Igrew up in a household filled with strong, realistic Italian-American women. Words of praise and encouragement did not flow freely from their lips. They called it the way they saw it, and there were no celebrations for getting all A’s on a report card or being chosen for the church choir. These women were about work and food and guilt.
My father was the “softer” side of the family, which he inherited from my grandma Rabiola, who passed away when I was only 5. Her gentleness was so powerful that I remember her that way to this day.
The way I look at it, I received all the elements necessary to become a strong, realistic, compassionate, hard-working adult who could make you feel guilty.
Being hard-working and realistic is in my blood. I began working in my grandmother Amato’s grocery store at age 10, when I was tall enough to reach the cash register. My Saturday mornings did not consist of watching cartoons.
While I saw other kids my age enjoying themselves, I was not envious and never thought about trading places with them. This was my life, and I was doing exactly what I was supposed to do.
There were times, though, when I would daydream about getting all dressed up and going to a fancy restaurant on Chicago’s Gold Coast or just walking down Michigan Avenue and walking into Saks Fifth Avenue. (I did get to do both of those things when I was in my early 20s.)
For me, life was about being practical and realistic. I never lived in a house with a white picket fence and didn’t spend time thinking about whether I’d ever have one of my own.

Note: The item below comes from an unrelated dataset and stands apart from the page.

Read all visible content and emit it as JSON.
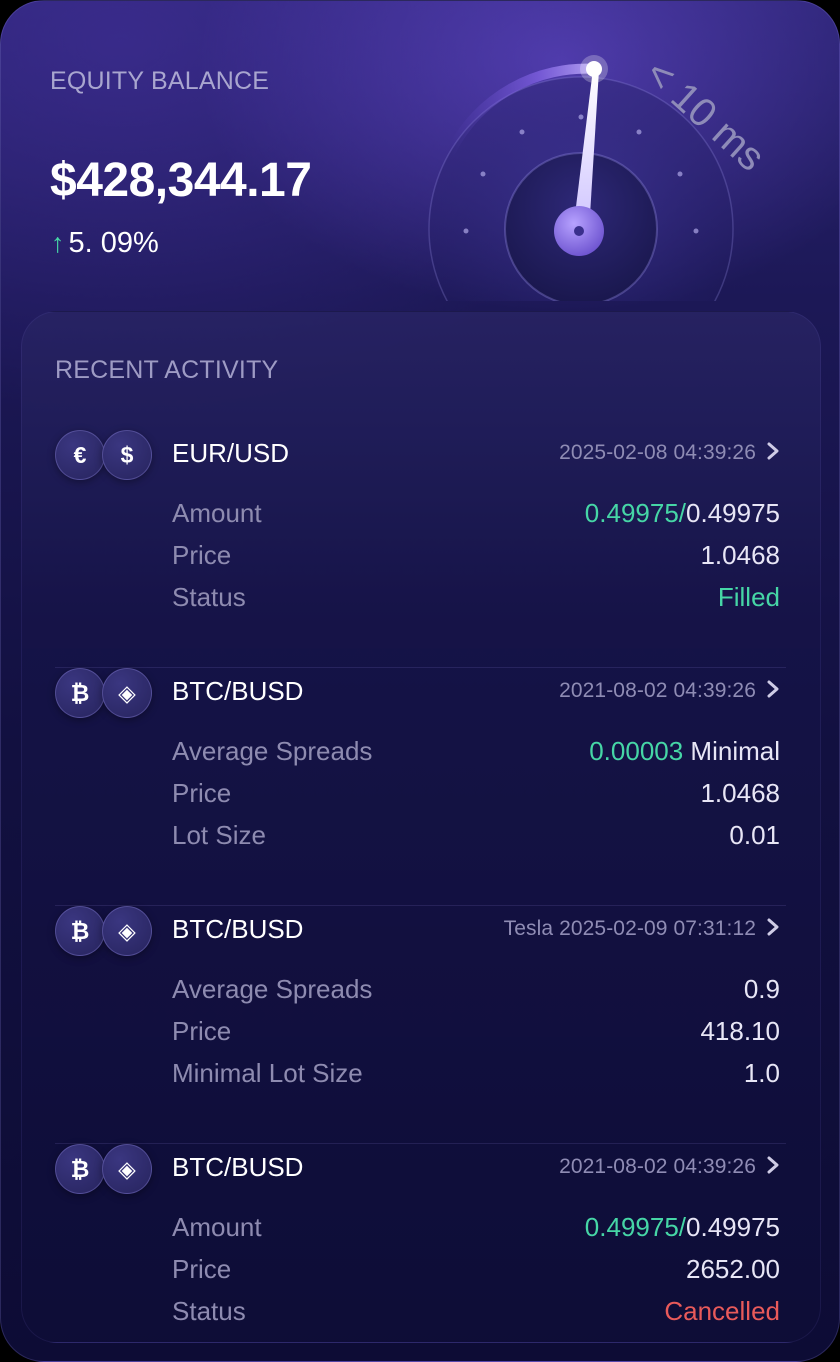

My hometown Chicago was and is a fantastic place with lots to offer, but those museums, galleries, parks and other fabulous sights were places you went on a Sunday when you didn’t have to work. Shopping was for rich people, and window shopping only reminded you of what you couldn’t afford.
To this day, I believe Chicago is a wonderful place for art, culture, great restaurants and fantastic homes and neighborhoods. If you live on Printer’s Row in the heart of the downtown area, or in Lake Point Towers with a 360-degree view of Lake Michigan, or can afford to enjoy the theater, galleries, museums and shopping on a regular basis, you probably call Chicago paradise. You’re not touched by crime, unemployment, poor housing conditions and terrible schools. That’s not where you live.
During the nearly two decades I’ve lived in Boulder City, I’ve heard many folks call it paradise. I totally agree on many levels, but that doesn’t mean our town is perfect, nor does it mean that we shouldn’t seriously discuss problems that can be remedied.
Does Boulder City have a problem with substance abuse, domestic violence and drinking and driving? You can deny it from now until the moon turns to Swiss cheese, but problems exist. If it doesn’t happen in your family, I think that’s outstanding and give every member of your family credit, but our community still has a problem.
Our problem is not one where every family in town has to deal with substance abuse, domestic violence and drinking and driving. Our problem is in the denial that these abuses exist.
In the March 5 issue of this newspaper, a news story appeared regarding a number of people being arrested for selling methamphetamine. The subjects were not teenagers but adults. In the same issue, another story appeared about 62-year-old man selling marijuana grown in his Boulder City home.
I hear stories regularly about high school students posting pictures of their drinking and drug antics on social media sights for all to see. I’m not making this stuff up. It exists right here in paradise.
Be realistic. There is a problem. Acknowledge it. Paradise is what you make it.
Rose Ann Miele is a journalist and was public information officer for Boulder City for nine years. She can be reached at email@example.com or at 347-9924.